In this way, Pennock’s book is a history of knowledge about Palestine that was produced and policed in university settings from the 1960s through 1980s, which lays bare the often-false dichotomy between scholarship and activism. Her work is thus necessary reading in the current era of coordinated attacks against faculty and students producing scholarship on Palestine and working in solidarity with Palestinian freedom struggles. For this reason, The Rise of the Arab American Left provides an important addendum to works like Lara Deeb and Jessica Winegar’s Anthropology’s Politics: Disciplining the Middle East (Stanford University Press, 2015) and Maryam Griffin and William Robinson’s We Will Not be Silenced: The Academic Repression of Israel’s Critics (AK Press, 2017). These books trace the compulsory Zionism and censorship of scholarship on Palestine in US university settings and the harassment and intimidation of scholars who center Palestine in their work or activism.

Though Pennock positions Arab American organizing as progressively less radical and more pragmatic in the years between the 1980s and the present, her book in fact allows for a consideration of the sustained relevance—and persistence—of radical Arab American activism on and off college campuses. Arab American activists and their allies continue to resist coordinated attacks on Palestinian scholars and scholarship on Palestine, President Donald Trump’s repeated attempts to institute a Muslim ban, and the colonial logics and statecraft shared between the United States and Israel. In this landscape, Pennock’s book highlights the importance of centralizing Palestine, historicizing contemporary Arab American activism, and tracing the intersections between the many homes that diasporic activists occupy in their fight against racism within the United States and warfare within its imperial reach.

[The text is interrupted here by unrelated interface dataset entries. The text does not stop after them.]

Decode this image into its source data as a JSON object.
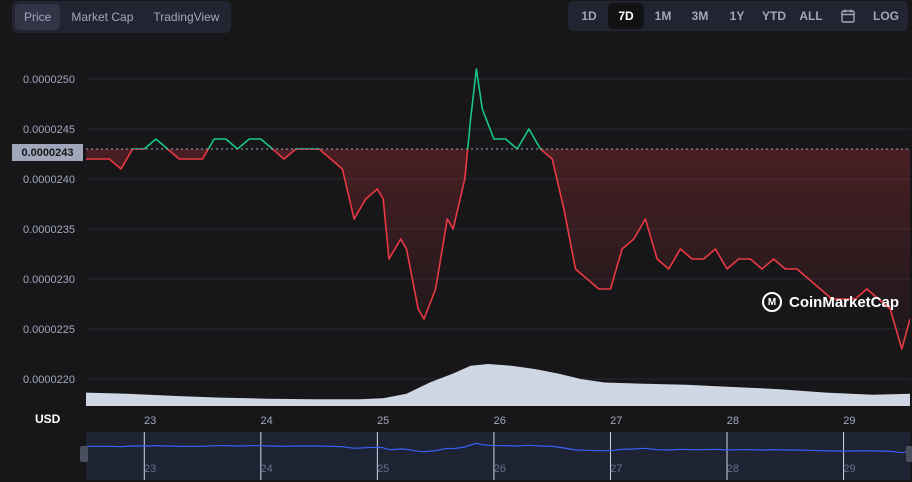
{
  "tabs": [
    {
      "label": "Price",
      "active": true
    },
    {
      "label": "Market Cap",
      "active": false
    },
    {
      "label": "TradingView",
      "active": false
    }
  ],
  "ranges": [
    {
      "label": "1D",
      "active": false
    },
    {
      "label": "7D",
      "active": true
    },
    {
      "label": "1M",
      "active": false
    },
    {
      "label": "3M",
      "active": false
    },
    {
      "label": "1Y",
      "active": false
    },
    {
      "label": "YTD",
      "active": false
    },
    {
      "label": "ALL",
      "active": false
    },
    {
      "label": "",
      "icon": "calendar-icon",
      "active": false
    },
    {
      "label": "LOG",
      "active": false
    }
  ],
  "current_price": "0.0000243",
  "currency_label": "USD",
  "watermark": "CoinMarketCap",
  "colors": {
    "up": "#16c784",
    "down": "#ea3943",
    "background": "#17171a",
    "volume": "#cfd6e4",
    "navigator_line": "#3861fb"
  },
  "chart_data": {
    "type": "line",
    "title": "",
    "xlabel": "",
    "ylabel": "",
    "x_ticks": [
      "23",
      "24",
      "25",
      "26",
      "27",
      "28",
      "29"
    ],
    "y_ticks": [
      "0.0000250",
      "0.0000245",
      "0.0000240",
      "0.0000235",
      "0.0000230",
      "0.0000225",
      "0.0000220"
    ],
    "ylim": [
      2.18e-05,
      2.53e-05
    ],
    "xlim": [
      22.45,
      29.52
    ],
    "baseline": 2.43e-05,
    "series": [
      {
        "x": [
          22.45,
          22.55,
          22.65,
          22.75,
          22.85,
          22.95,
          23.05,
          23.15,
          23.25,
          23.35,
          23.45,
          23.55,
          23.65,
          23.75,
          23.85,
          23.95,
          24.05,
          24.15,
          24.25,
          24.35,
          24.45,
          24.55,
          24.65,
          24.75,
          24.85,
          24.95,
          25.0,
          25.05,
          25.15,
          25.2,
          25.3,
          25.35,
          25.45,
          25.55,
          25.6,
          25.7,
          25.75,
          25.8,
          25.85,
          25.95,
          26.05,
          26.15,
          26.25,
          26.35,
          26.45,
          26.55,
          26.6,
          26.65,
          26.75,
          26.85,
          26.95,
          27.05,
          27.15,
          27.25,
          27.35,
          27.45,
          27.55,
          27.65,
          27.75,
          27.85,
          27.95,
          28.05,
          28.15,
          28.25,
          28.35,
          28.45,
          28.55,
          28.65,
          28.75,
          28.85,
          28.95,
          29.05,
          29.15,
          29.25,
          29.35,
          29.45,
          29.52
        ],
        "values": [
          2.42e-05,
          2.42e-05,
          2.42e-05,
          2.41e-05,
          2.43e-05,
          2.43e-05,
          2.44e-05,
          2.43e-05,
          2.42e-05,
          2.42e-05,
          2.42e-05,
          2.44e-05,
          2.44e-05,
          2.43e-05,
          2.44e-05,
          2.44e-05,
          2.43e-05,
          2.42e-05,
          2.43e-05,
          2.43e-05,
          2.43e-05,
          2.42e-05,
          2.41e-05,
          2.36e-05,
          2.38e-05,
          2.39e-05,
          2.38e-05,
          2.32e-05,
          2.34e-05,
          2.33e-05,
          2.27e-05,
          2.26e-05,
          2.29e-05,
          2.36e-05,
          2.35e-05,
          2.4e-05,
          2.46e-05,
          2.51e-05,
          2.47e-05,
          2.44e-05,
          2.44e-05,
          2.43e-05,
          2.45e-05,
          2.43e-05,
          2.42e-05,
          2.37e-05,
          2.34e-05,
          2.31e-05,
          2.3e-05,
          2.29e-05,
          2.29e-05,
          2.33e-05,
          2.34e-05,
          2.36e-05,
          2.32e-05,
          2.31e-05,
          2.33e-05,
          2.32e-05,
          2.32e-05,
          2.33e-05,
          2.31e-05,
          2.32e-05,
          2.32e-05,
          2.31e-05,
          2.32e-05,
          2.31e-05,
          2.31e-05,
          2.3e-05,
          2.29e-05,
          2.28e-05,
          2.28e-05,
          2.28e-05,
          2.29e-05,
          2.28e-05,
          2.27e-05,
          2.23e-05,
          2.26e-05
        ]
      }
    ],
    "volume": {
      "x": [
        22.45,
        22.8,
        23.2,
        23.6,
        24.0,
        24.4,
        24.8,
        25.0,
        25.2,
        25.4,
        25.6,
        25.75,
        25.9,
        26.1,
        26.3,
        26.5,
        26.7,
        26.9,
        27.2,
        27.6,
        28.0,
        28.4,
        28.8,
        29.2,
        29.52
      ],
      "values": [
        0.24,
        0.22,
        0.18,
        0.15,
        0.13,
        0.12,
        0.12,
        0.14,
        0.22,
        0.42,
        0.58,
        0.72,
        0.75,
        0.72,
        0.66,
        0.58,
        0.48,
        0.42,
        0.4,
        0.38,
        0.34,
        0.3,
        0.24,
        0.2,
        0.22
      ]
    }
  }
}
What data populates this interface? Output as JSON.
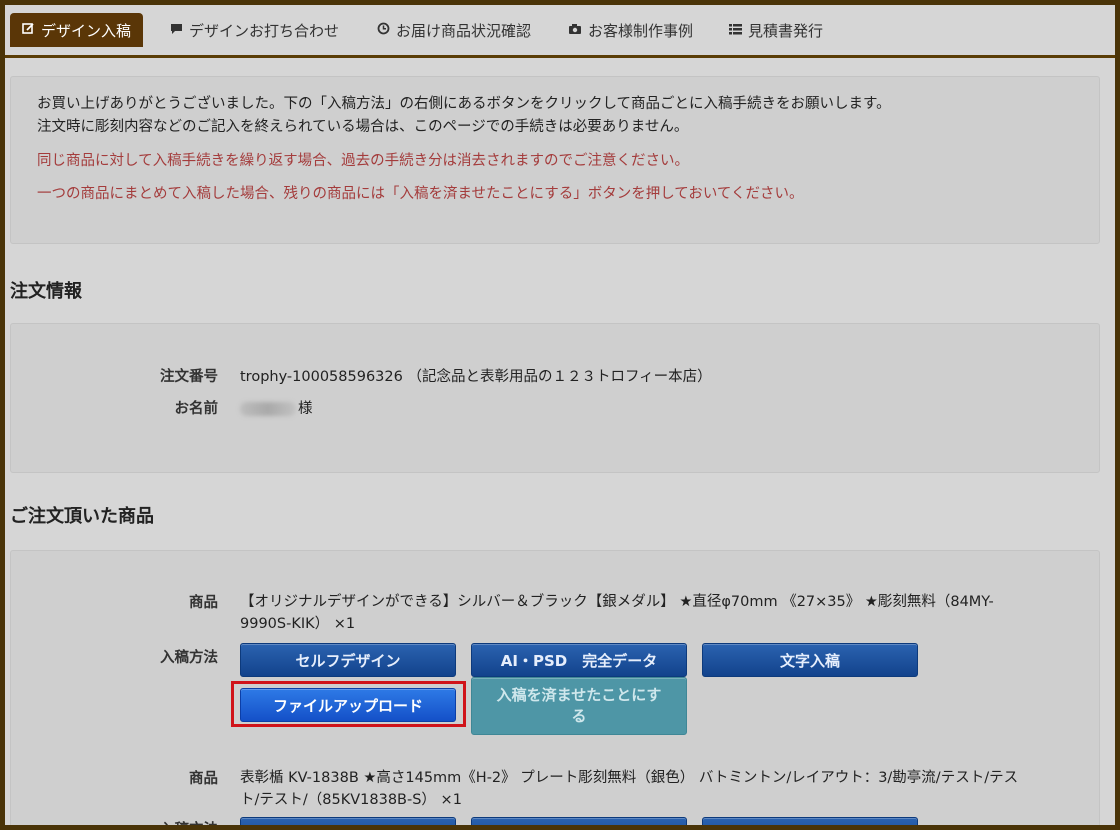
{
  "tabs": [
    {
      "label": "デザイン入稿",
      "icon": "edit-icon",
      "active": true
    },
    {
      "label": "デザインお打ち合わせ",
      "icon": "comment-icon",
      "active": false
    },
    {
      "label": "お届け商品状況確認",
      "icon": "clock-icon",
      "active": false
    },
    {
      "label": "お客様制作事例",
      "icon": "camera-icon",
      "active": false
    },
    {
      "label": "見積書発行",
      "icon": "list-icon",
      "active": false
    }
  ],
  "notice": {
    "line1": "お買い上げありがとうございました。下の「入稿方法」の右側にあるボタンをクリックして商品ごとに入稿手続きをお願いします。",
    "line2": "注文時に彫刻内容などのご記入を終えられている場合は、このページでの手続きは必要ありません。",
    "warn1": "同じ商品に対して入稿手続きを繰り返す場合、過去の手続き分は消去されますのでご注意ください。",
    "warn2": "一つの商品にまとめて入稿した場合、残りの商品には「入稿を済ませたことにする」ボタンを押しておいてください。"
  },
  "order": {
    "title": "注文情報",
    "number_label": "注文番号",
    "number_value": "trophy-100058596326 （記念品と表彰用品の１２３トロフィー本店）",
    "name_label": "お名前",
    "name_suffix": "様"
  },
  "products": {
    "title": "ご注文頂いた商品",
    "product_label": "商品",
    "method_label": "入稿方法",
    "items": [
      {
        "name_line1": "【オリジナルデザインができる】シルバー＆ブラック【銀メダル】 ★直径φ70mm 《27×35》 ★彫刻無料（84MY-",
        "name_line2": "9990S-KIK） ×1"
      },
      {
        "name_line1": "表彰楯 KV-1838B ★高さ145mm《H-2》 プレート彫刻無料（銀色） バトミントン/レイアウト：3/勘亭流/テスト/テス",
        "name_line2": "ト/テスト/（85KV1838B-S） ×1"
      }
    ],
    "buttons": {
      "self_design": "セルフデザイン",
      "ai_psd": "AI・PSD　完全データ",
      "text_input": "文字入稿",
      "file_upload": "ファイルアップロード",
      "mark_done_line1": "入稿を済ませたことにす",
      "mark_done_line2": "る"
    }
  },
  "colors": {
    "brand": "#5a3607",
    "warning_text": "#a43c3c",
    "button_blue": "#1a4c96",
    "highlight": "#d0131a"
  }
}
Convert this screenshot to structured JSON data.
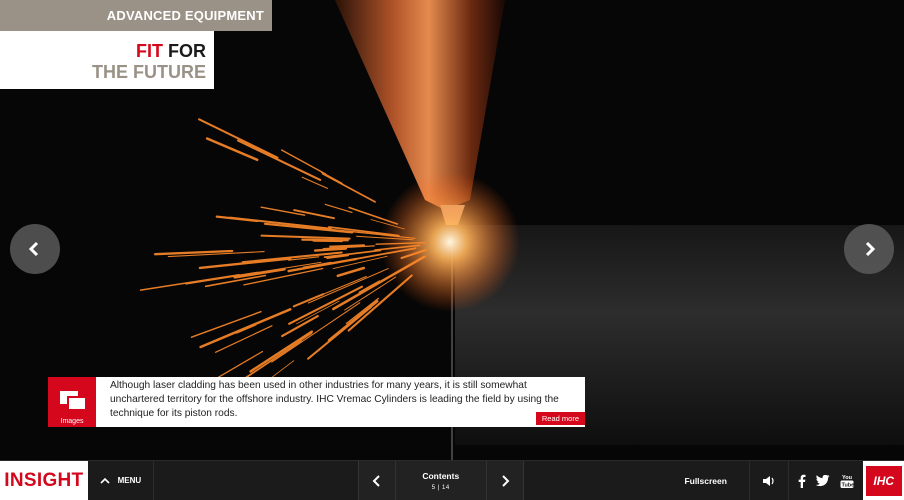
{
  "header": {
    "section": "ADVANCED EQUIPMENT",
    "title_red": "FIT",
    "title_dark": "FOR",
    "title_line2": "THE FUTURE"
  },
  "caption": {
    "thumb_label": "Images",
    "text": "Although laser cladding has been used in other industries for many years, it is still somewhat unchartered territory for the offshore industry. IHC Vremac Cylinders is leading the field by using the technique for its piston rods.",
    "read_more": "Read more"
  },
  "bottombar": {
    "brand": "INSIGHT",
    "menu": "MENU",
    "contents": "Contents",
    "page_current": "5",
    "page_total": "14",
    "fullscreen": "Fullscreen",
    "logo": "IHC"
  },
  "icons": [
    "chevron-left-icon",
    "chevron-right-icon",
    "chevron-up-icon",
    "images-icon",
    "speaker-icon",
    "facebook-icon",
    "twitter-icon",
    "youtube-icon"
  ],
  "colors": {
    "accent": "#d4071c",
    "tag": "#9a9287",
    "bar": "#1b1b1b"
  }
}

How to cite this article:

Jennifer Kelly "Pennock, The Rise of the Arab American Left," Middle East Report 283 (Summer 2017).
Cancel

Pin It on Pinterest

Share This